▶ **Task to complete**:
Each entry here is to be restated word for word.

▶ **Given data**:
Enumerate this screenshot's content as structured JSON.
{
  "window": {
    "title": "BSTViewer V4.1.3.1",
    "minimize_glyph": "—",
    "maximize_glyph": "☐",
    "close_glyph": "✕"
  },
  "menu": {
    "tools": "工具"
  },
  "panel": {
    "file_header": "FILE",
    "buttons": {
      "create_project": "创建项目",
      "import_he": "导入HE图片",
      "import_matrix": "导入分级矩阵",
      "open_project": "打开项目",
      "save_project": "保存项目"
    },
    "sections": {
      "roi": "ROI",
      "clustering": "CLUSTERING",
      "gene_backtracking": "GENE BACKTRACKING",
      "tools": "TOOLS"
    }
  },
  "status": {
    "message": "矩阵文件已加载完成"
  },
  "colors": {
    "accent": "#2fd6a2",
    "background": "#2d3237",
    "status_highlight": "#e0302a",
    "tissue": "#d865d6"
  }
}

▶ **Exercise solution**:
Enumerate this screenshot's content as structured JSON.
{
  "window": {
    "title": "BSTViewer V4.1.3.1",
    "minimize_glyph": "—",
    "maximize_glyph": "☐",
    "close_glyph": "✕"
  },
  "menu": {
    "tools": "工具"
  },
  "panel": {
    "file_header": "FILE",
    "buttons": {
      "create_project": "创建项目",
      "import_he": "导入HE图片",
      "import_matrix": "导入分级矩阵",
      "open_project": "打开项目",
      "save_project": "保存项目"
    },
    "sections": {
      "roi": "ROI",
      "clustering": "CLUSTERING",
      "gene_backtracking": "GENE BACKTRACKING",
      "tools": "TOOLS"
    }
  },
  "status": {
    "message": "矩阵文件已加载完成"
  },
  "colors": {
    "accent": "#2fd6a2",
    "background": "#2d3237",
    "status_highlight": "#e0302a",
    "tissue": "#d865d6"
  }
}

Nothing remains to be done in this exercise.